Your annual withdrawal rate could vary notably. Anything from healthcare expenses to a dream vacation to a new entrepreneurial venture could affect it. So could the performance of the stock or bond market.

You could retire before you anticipate. You may want to work well into your sixties or beyond – and the longer you wait to claim Social Security benefits after age 62, the greater your monthly payout. Reality, on the other hand, shows that most people don’t retire at age 66, 67 or 70: according to Gallup, the average retirement age in this country is 61. The aforementioned JP Morgan Asset Management study determined that less than 2% of Americans wait until age 70 to claim Social Security benefits. So if your assumption is that you will work to full retirement age (or later), you should keep in mind that you may find yourself electing to claim Social Security earlier, if only to avert drawing down your retirement savings too quickly.1

You don’t have to be a millionaire to have a happy retirement. In a 2011 Consumer Reports poll of U.S. retirees, 68% of respondents were “highly satisfied” with their lives irrespective of their financial standing. Backing that up, JP Morgan Asset Management found that retiree satisfaction increased only incrementally the more retirement spending surpassed $40,000 a year.1
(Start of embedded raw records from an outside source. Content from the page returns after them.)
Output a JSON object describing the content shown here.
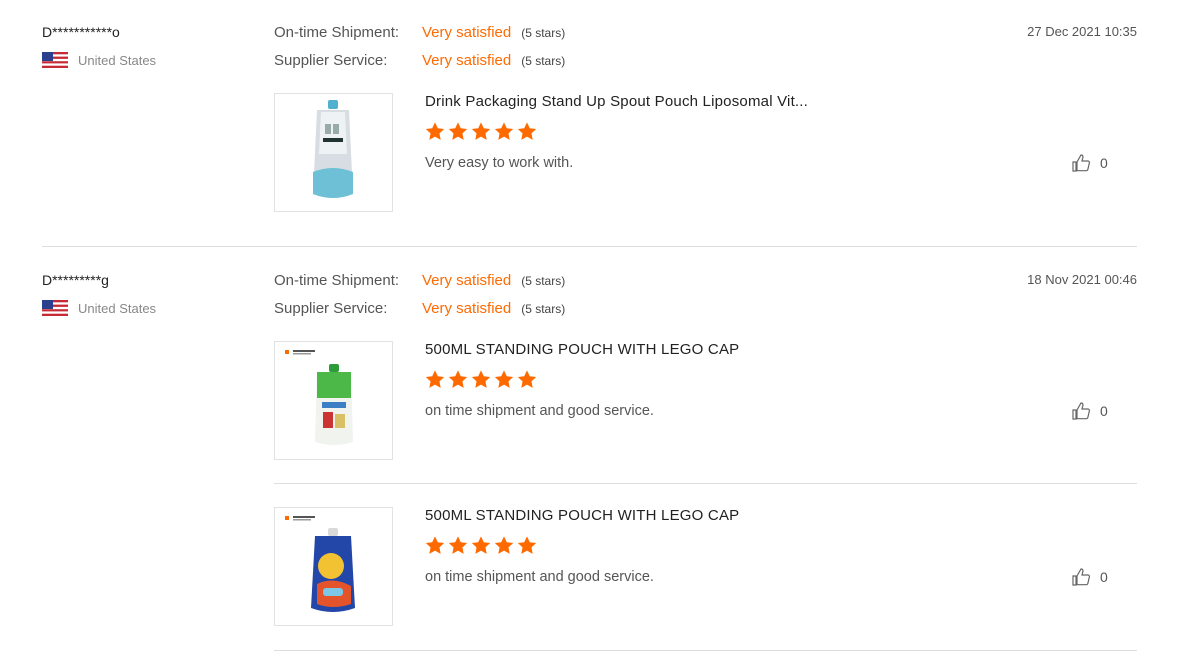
{
  "reviews": [
    {
      "reviewer": "D***********o",
      "country": "United States",
      "date": "27 Dec 2021 10:35",
      "ratings": [
        {
          "label": "On-time Shipment:",
          "value": "Very satisfied",
          "stars_text": "(5 stars)"
        },
        {
          "label": "Supplier Service:",
          "value": "Very satisfied",
          "stars_text": "(5 stars)"
        }
      ],
      "products": [
        {
          "title": "Drink Packaging Stand Up Spout Pouch Liposomal Vit...",
          "stars": 5,
          "comment": "Very easy to work with.",
          "likes": "0",
          "thumb_icon": "white-blue-spout-pouch"
        }
      ]
    },
    {
      "reviewer": "D*********g",
      "country": "United States",
      "date": "18 Nov 2021 00:46",
      "ratings": [
        {
          "label": "On-time Shipment:",
          "value": "Very satisfied",
          "stars_text": "(5 stars)"
        },
        {
          "label": "Supplier Service:",
          "value": "Very satisfied",
          "stars_text": "(5 stars)"
        }
      ],
      "products": [
        {
          "title": "500ML STANDING POUCH WITH LEGO CAP",
          "stars": 5,
          "comment": "on time shipment and good service.",
          "likes": "0",
          "thumb_icon": "green-lego-cap-pouch"
        },
        {
          "title": "500ML STANDING POUCH WITH LEGO CAP",
          "stars": 5,
          "comment": "on time shipment and good service.",
          "likes": "0",
          "thumb_icon": "blue-cartoon-lego-cap-pouch"
        }
      ]
    }
  ],
  "icons": {
    "flag": "us-flag-icon",
    "star": "star-icon",
    "like": "thumbs-up-icon"
  },
  "colors": {
    "accent": "#ff6a00",
    "divider": "#dedede"
  }
}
The retirement you live may be slightly different than the retirement you have imagined. Fortunately, retirement planning and retirement income strategies may be revised in response.

Julie Newcomb, a Certified Financial Planner in Orange County, CA, specializes in financial planning for women.  As a wife, mom and business owner, Julie understands the pressures and challenges most women feel on a daily basis as they juggle many important priorities. Julie’s favorite thing about her job is the ability to give women peace of mind when they entrust her with their finances. To learn more about Julie Newcomb Financial, go to julienewcomb.com.

Sources:

1 – http://www.reuters.com/article/2014/03/12/us-column-stern-advice-idUSBREA2B1R020140312 [3/12/14]

2 – http://www.money.cnn.com/2014/02/26/retirement/retirement-spending.moneymag/index.html [2/26/14]